------ Provided data
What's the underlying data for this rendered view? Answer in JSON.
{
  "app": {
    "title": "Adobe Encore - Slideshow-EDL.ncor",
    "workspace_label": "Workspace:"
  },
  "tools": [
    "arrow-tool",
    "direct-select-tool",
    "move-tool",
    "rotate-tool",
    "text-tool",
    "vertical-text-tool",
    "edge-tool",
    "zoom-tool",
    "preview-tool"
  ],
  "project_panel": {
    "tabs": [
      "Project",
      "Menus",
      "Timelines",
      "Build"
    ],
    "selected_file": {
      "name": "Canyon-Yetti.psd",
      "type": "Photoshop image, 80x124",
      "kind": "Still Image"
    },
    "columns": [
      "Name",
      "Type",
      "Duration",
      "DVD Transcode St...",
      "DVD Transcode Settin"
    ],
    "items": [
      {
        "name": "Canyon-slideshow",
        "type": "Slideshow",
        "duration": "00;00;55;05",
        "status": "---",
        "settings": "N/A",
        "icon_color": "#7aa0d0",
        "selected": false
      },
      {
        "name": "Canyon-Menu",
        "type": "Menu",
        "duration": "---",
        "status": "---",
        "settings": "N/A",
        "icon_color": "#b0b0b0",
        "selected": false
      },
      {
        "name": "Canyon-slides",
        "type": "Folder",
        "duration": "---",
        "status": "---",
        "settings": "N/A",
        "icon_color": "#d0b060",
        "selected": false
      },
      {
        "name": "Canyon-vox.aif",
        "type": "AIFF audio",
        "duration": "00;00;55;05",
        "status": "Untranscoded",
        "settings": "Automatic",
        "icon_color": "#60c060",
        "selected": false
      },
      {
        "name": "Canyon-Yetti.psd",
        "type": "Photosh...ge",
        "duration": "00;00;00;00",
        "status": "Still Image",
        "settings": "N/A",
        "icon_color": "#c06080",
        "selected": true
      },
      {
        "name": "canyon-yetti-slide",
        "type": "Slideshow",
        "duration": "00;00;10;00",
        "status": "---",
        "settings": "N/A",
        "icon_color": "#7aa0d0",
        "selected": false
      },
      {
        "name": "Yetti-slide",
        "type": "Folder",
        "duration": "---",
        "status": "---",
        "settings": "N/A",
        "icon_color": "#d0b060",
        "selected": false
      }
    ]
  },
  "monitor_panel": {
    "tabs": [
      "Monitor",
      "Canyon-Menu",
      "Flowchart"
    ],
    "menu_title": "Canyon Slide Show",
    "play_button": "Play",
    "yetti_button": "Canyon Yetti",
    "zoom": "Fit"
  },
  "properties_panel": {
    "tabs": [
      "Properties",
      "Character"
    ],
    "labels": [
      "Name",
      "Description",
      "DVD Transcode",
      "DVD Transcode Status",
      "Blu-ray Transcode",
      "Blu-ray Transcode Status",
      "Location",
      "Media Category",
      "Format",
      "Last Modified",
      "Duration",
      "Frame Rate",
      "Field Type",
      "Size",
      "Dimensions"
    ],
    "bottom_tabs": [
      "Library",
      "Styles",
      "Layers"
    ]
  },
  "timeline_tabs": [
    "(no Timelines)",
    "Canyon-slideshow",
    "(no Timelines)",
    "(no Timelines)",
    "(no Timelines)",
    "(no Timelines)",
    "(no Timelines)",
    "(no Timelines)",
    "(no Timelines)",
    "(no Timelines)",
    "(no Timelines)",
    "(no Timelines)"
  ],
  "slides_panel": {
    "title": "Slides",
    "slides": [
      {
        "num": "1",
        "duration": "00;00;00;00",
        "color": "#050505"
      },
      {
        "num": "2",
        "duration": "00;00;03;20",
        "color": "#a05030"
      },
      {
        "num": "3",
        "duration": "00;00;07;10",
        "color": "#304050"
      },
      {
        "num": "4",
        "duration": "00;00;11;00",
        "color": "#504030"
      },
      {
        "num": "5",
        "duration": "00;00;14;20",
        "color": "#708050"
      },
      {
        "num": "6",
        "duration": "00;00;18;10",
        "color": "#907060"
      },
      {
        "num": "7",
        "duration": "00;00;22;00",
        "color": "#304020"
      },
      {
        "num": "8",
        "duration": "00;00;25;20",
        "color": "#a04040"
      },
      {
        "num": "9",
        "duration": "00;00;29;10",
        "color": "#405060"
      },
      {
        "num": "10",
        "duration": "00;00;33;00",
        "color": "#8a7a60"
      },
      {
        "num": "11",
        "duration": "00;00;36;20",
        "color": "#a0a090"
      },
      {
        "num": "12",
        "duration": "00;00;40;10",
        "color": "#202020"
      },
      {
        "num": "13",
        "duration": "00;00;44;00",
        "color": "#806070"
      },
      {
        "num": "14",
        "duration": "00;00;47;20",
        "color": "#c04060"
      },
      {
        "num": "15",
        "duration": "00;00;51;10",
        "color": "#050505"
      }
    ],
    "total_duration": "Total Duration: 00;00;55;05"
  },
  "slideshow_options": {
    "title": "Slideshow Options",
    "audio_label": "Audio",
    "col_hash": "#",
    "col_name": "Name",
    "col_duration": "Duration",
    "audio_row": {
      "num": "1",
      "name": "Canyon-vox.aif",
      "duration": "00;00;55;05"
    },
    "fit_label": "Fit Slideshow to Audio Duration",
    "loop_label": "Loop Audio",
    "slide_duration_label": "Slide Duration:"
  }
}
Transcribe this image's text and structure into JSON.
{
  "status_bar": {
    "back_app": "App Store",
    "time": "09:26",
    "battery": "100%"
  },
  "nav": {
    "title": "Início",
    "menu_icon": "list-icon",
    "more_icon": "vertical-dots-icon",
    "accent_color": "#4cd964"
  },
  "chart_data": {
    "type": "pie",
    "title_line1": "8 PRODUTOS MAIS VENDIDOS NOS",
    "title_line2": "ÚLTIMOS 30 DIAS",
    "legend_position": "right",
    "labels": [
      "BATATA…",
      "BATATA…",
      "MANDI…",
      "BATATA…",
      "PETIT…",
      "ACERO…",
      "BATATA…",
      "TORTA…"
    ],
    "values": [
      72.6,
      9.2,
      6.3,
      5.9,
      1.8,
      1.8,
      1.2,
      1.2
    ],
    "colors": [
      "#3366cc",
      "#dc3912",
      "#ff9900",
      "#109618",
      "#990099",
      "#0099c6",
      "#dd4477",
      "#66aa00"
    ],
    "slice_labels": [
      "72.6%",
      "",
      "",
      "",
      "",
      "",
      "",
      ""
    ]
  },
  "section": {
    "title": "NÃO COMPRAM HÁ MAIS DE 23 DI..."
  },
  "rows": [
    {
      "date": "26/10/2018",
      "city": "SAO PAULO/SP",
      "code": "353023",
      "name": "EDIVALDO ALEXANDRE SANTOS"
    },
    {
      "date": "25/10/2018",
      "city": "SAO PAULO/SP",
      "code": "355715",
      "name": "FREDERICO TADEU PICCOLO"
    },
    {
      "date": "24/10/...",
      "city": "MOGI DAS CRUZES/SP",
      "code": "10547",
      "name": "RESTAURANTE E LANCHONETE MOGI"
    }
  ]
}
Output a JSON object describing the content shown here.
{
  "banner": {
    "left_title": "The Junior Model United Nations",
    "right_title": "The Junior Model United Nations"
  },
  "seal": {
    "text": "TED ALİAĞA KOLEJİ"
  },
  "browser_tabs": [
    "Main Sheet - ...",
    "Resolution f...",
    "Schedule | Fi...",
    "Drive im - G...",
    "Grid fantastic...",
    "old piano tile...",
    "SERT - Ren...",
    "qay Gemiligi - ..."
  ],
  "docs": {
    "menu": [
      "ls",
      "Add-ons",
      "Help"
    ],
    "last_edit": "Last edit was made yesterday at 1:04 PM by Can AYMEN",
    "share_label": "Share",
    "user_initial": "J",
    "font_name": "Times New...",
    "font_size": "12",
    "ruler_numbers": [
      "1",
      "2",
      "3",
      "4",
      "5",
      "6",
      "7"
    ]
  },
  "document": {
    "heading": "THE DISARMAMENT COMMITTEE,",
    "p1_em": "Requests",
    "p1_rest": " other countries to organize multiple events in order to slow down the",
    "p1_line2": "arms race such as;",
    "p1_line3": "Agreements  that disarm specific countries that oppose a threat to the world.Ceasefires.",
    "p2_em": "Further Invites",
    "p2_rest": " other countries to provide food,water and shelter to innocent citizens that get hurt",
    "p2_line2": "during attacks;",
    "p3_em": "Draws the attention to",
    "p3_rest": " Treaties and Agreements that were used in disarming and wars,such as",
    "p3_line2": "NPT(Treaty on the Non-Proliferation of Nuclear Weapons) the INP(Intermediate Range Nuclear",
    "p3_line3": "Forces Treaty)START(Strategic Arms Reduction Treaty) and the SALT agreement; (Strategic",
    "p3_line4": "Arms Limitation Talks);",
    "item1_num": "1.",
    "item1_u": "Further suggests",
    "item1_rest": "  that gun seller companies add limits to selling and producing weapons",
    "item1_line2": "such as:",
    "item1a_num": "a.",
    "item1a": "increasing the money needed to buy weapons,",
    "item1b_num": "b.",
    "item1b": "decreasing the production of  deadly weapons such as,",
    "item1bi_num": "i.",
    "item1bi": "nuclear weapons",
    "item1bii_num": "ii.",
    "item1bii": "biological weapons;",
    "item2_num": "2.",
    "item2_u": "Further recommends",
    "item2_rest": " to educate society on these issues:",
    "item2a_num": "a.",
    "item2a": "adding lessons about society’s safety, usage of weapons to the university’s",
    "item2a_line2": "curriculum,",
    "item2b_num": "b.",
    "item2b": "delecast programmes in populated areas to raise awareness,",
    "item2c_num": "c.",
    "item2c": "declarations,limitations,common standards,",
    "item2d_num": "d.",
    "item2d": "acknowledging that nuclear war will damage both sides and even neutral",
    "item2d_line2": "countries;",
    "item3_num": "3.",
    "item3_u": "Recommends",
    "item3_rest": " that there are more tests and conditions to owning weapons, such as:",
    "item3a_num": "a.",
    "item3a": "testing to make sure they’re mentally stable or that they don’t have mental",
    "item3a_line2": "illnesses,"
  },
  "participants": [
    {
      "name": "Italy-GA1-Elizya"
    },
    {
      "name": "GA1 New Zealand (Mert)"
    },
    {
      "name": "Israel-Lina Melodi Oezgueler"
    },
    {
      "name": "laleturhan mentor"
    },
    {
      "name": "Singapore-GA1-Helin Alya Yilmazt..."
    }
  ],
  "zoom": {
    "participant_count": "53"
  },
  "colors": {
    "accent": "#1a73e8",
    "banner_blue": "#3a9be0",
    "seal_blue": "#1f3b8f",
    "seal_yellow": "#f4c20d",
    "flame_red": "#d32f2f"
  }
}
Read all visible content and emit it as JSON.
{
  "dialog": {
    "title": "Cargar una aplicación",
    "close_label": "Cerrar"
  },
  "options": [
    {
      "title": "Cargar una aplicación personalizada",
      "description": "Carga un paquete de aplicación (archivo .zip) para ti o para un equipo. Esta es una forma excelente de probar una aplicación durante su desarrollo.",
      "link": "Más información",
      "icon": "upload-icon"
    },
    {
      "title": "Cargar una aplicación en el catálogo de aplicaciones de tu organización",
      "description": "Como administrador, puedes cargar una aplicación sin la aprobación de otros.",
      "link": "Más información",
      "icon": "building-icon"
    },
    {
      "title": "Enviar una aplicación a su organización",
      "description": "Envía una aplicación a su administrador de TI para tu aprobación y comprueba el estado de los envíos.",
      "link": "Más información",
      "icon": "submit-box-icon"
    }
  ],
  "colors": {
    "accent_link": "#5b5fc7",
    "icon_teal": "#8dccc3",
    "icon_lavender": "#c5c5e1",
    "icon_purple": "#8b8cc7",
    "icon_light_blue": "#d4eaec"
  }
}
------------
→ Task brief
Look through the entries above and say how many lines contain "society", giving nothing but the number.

→ Answer to this exercise
2